DATA RECORDS START

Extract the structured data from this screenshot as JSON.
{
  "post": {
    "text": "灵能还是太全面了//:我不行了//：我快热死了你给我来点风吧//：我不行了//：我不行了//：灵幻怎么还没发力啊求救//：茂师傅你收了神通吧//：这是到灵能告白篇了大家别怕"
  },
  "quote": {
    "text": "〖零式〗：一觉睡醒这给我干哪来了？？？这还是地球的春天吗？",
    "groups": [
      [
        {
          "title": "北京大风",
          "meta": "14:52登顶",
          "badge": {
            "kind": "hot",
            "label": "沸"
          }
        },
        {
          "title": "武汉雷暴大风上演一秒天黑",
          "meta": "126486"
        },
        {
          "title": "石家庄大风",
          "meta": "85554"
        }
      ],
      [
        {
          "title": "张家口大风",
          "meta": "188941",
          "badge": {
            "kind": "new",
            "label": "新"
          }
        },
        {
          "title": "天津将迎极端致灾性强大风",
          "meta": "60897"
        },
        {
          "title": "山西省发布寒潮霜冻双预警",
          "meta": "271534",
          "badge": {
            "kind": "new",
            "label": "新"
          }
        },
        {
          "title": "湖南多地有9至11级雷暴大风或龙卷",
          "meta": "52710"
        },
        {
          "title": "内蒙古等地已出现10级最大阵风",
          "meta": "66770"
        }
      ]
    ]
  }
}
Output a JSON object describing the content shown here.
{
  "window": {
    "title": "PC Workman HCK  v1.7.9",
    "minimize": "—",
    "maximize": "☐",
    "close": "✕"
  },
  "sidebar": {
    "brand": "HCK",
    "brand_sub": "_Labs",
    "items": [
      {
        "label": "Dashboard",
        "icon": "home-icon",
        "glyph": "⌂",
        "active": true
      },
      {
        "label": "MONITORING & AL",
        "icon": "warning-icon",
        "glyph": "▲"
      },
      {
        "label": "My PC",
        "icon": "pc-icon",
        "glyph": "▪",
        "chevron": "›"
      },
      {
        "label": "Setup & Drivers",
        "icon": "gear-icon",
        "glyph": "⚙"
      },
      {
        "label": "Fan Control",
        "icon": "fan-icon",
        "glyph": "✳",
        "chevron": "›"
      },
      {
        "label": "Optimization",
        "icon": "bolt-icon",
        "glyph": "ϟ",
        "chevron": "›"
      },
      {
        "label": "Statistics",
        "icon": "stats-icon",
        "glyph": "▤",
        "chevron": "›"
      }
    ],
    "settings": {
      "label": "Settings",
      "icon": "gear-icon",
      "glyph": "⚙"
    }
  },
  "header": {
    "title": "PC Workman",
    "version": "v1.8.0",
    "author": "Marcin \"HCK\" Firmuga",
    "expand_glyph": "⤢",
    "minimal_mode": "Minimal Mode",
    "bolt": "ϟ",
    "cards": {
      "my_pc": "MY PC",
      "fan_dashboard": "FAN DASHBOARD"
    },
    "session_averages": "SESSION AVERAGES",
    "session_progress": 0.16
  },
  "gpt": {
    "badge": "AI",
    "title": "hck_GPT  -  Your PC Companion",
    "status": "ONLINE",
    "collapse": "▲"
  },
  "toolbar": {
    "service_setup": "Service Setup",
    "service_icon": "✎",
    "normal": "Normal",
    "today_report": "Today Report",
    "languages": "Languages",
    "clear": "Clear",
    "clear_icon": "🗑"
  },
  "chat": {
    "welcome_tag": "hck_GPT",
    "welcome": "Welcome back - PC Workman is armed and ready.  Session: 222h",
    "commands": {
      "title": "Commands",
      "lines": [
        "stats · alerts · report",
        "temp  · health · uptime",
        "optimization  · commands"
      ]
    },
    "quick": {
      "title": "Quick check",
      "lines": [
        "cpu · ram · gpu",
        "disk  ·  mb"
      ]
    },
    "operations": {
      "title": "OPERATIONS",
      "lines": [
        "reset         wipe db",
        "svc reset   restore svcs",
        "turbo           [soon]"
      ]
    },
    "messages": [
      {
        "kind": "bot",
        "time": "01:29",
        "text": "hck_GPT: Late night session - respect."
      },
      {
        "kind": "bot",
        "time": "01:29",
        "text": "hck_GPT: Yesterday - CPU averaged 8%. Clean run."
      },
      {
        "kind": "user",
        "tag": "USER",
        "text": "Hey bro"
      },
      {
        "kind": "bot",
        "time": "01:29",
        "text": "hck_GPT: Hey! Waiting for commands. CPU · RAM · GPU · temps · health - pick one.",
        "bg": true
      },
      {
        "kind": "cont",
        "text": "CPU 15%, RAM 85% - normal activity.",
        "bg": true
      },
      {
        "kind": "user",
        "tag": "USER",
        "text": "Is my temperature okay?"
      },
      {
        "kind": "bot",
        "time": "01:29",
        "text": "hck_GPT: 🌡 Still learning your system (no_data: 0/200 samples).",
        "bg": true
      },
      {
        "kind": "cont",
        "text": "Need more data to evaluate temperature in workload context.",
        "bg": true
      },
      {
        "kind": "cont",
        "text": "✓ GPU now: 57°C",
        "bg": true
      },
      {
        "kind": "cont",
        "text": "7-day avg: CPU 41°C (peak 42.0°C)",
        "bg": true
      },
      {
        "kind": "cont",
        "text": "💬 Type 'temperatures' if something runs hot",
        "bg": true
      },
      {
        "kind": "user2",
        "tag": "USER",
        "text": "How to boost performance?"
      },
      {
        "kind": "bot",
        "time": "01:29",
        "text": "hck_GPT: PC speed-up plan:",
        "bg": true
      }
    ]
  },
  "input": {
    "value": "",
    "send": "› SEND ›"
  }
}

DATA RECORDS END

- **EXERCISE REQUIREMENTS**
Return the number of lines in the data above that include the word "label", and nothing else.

- **EXERCISE OUTPUT**
11